I spent this morning at the Ansel Adams: Celebration of Genius at the City Art Centre in Edinburgh.
I first encountered Ansel Adam’s work a few years ago when I led a party of Dunbar Grammar School pupils to Yosemite Valley where we were “Following in John Muir’s Footsteps” – John Muir was a former pupil of Dunbar Grammar.
In what was a life changing experience I used to get up every morning at 5.30am and watch the sunrise over the Valley. Looking at Adams’ photographs this morning I was taken back to these special moments. So how does a photographer manage to create such powerful images, which are so much more than photographs?
Perhaps it had something to do with Adams’ childhood and upbringing where he was an unconventional child who was probably dyslexic and hyperactive. His father recognised this and set about educating him at home and providing him with an incredibly rich range of experiences which shaped and nurtured the boy. Ansel Adams described this as follows:
“I often wonder at the strength and courage my father had in taking me out of the traditional school situation and providing me with these extraordinary learning experiences. I am certain he established the positive direction of my life that otherwise, could have been confused and chaotic. I trace who I am and the direction of my development to those years of growing up in our house on the dunes — propelled especially by an internal spark tenderly kept alive and glowing by my father.”

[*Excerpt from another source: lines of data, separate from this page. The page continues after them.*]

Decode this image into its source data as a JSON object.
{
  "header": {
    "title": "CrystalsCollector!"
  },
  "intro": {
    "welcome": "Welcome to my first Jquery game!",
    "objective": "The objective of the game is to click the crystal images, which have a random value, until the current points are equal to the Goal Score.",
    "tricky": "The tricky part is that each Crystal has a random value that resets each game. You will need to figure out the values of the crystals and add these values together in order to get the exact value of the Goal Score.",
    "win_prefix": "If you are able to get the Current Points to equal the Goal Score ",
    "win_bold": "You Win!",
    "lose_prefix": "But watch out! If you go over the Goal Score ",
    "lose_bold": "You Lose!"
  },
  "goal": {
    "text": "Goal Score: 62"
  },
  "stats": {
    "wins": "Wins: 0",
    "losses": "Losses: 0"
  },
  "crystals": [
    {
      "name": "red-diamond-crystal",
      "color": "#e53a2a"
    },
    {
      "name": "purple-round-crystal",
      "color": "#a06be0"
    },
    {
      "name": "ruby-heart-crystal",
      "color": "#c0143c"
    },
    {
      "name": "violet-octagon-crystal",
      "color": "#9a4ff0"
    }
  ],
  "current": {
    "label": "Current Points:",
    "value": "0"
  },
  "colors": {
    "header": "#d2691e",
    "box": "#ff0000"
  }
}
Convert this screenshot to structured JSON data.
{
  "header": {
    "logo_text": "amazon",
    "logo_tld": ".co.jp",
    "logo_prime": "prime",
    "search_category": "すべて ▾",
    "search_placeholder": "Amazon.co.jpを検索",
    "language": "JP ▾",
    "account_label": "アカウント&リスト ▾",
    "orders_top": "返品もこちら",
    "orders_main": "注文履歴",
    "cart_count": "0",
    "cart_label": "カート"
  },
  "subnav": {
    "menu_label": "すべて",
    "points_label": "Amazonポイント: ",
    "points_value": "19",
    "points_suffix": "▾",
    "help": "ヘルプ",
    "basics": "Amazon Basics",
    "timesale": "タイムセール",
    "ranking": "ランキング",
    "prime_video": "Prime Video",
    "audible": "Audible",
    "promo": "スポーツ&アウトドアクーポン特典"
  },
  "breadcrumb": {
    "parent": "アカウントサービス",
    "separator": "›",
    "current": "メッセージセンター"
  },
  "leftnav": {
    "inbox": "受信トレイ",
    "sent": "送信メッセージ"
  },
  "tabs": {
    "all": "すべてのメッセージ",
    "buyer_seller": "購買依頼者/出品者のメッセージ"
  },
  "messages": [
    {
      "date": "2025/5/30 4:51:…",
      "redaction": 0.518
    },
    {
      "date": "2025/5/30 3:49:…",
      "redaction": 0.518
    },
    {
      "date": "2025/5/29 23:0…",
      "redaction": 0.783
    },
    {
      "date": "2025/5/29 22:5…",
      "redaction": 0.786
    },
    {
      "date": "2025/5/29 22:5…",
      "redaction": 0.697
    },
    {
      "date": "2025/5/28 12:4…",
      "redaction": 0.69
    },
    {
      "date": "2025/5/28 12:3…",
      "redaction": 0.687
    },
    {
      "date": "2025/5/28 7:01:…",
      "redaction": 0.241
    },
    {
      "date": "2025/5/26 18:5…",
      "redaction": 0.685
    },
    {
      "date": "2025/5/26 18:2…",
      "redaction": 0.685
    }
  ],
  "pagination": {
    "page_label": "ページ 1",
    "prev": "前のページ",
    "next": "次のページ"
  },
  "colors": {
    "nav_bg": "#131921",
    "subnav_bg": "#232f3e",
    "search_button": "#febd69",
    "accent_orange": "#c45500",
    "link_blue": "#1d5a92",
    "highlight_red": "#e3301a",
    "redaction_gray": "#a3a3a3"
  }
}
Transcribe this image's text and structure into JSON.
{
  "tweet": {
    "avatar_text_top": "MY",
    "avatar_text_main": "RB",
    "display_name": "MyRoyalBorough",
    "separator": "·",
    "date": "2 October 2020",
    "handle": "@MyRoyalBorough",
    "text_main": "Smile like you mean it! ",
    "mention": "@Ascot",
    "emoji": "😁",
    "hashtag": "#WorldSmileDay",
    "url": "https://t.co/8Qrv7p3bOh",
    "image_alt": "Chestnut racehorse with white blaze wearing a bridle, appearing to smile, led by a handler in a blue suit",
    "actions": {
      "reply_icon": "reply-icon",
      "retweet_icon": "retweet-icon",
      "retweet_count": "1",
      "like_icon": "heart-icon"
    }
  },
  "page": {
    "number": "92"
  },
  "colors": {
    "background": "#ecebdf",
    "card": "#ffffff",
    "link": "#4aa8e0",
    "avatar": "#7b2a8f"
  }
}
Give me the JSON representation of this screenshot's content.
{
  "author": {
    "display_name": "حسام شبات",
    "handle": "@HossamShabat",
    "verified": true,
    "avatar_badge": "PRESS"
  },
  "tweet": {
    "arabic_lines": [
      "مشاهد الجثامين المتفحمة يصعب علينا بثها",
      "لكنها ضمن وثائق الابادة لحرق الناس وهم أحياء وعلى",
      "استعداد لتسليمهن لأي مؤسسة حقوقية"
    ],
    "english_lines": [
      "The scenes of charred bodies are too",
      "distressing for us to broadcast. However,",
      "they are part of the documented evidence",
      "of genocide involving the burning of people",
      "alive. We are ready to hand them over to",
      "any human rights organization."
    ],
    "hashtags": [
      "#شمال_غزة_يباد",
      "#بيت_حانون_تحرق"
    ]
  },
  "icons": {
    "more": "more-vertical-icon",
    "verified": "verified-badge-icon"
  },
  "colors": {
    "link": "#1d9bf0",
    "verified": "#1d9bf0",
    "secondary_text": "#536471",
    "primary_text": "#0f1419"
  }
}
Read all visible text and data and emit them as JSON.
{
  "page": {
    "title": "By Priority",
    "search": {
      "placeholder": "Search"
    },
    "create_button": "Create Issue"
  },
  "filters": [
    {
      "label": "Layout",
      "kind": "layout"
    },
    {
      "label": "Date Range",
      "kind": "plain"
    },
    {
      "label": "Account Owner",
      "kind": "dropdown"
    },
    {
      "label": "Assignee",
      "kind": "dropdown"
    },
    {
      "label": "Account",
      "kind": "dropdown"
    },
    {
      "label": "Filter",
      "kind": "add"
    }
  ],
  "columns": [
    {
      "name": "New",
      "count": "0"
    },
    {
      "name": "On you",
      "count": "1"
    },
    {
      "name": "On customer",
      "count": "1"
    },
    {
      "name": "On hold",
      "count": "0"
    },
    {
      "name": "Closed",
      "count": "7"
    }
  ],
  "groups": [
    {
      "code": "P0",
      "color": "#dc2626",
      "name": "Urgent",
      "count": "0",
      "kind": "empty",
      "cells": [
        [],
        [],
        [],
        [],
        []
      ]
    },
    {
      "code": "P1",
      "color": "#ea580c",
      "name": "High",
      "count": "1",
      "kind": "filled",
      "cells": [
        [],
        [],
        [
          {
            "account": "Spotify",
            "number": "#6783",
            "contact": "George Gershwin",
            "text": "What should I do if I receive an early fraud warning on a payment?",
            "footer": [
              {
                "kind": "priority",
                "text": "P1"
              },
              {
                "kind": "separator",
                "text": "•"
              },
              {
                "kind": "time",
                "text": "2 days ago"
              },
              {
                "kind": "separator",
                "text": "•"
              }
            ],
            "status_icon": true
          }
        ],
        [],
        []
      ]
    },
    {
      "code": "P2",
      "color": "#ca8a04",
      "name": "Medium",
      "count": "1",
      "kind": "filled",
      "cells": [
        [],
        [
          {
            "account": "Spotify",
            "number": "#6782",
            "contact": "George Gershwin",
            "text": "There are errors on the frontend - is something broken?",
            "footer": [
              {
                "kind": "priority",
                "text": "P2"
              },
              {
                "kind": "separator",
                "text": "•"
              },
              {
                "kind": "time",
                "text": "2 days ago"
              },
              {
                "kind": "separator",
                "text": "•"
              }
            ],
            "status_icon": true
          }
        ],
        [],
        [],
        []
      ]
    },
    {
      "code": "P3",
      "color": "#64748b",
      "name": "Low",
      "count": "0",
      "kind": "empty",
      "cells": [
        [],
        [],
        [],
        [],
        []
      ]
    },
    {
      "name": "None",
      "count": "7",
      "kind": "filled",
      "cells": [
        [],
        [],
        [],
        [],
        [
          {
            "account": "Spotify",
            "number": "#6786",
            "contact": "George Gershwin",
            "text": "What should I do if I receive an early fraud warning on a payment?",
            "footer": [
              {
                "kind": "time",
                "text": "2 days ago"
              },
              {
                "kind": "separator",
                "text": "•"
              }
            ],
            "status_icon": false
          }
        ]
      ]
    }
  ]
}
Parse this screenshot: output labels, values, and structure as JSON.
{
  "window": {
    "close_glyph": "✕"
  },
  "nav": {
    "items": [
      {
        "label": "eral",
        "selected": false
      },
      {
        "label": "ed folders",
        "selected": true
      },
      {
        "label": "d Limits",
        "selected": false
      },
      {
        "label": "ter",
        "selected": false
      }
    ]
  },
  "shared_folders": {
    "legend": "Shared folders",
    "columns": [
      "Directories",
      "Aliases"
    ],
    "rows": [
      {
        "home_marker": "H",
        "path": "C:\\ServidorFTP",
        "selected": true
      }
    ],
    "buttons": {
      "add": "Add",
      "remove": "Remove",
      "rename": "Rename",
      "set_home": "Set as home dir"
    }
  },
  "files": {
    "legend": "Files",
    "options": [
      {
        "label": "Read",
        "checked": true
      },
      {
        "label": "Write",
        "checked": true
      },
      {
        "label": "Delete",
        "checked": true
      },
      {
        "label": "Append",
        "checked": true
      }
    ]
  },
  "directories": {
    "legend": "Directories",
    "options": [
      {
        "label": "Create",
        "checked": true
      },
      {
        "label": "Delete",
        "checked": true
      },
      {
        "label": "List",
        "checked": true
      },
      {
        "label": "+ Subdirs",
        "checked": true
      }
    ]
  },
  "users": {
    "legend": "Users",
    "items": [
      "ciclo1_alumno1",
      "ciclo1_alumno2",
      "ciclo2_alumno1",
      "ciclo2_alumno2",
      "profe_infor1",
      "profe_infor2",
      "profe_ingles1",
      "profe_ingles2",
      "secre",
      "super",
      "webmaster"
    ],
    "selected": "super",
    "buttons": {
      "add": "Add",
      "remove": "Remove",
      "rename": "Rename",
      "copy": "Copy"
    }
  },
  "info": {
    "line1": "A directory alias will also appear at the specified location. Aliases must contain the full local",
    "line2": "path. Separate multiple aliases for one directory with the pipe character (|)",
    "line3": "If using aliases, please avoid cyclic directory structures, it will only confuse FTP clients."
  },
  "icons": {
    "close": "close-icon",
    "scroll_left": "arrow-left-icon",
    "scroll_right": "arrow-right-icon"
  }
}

It’s revealing insights like these that confirm for me the need to recognise the importance of learning experiences which extend far beyond our existing perception of what “schooling” should be.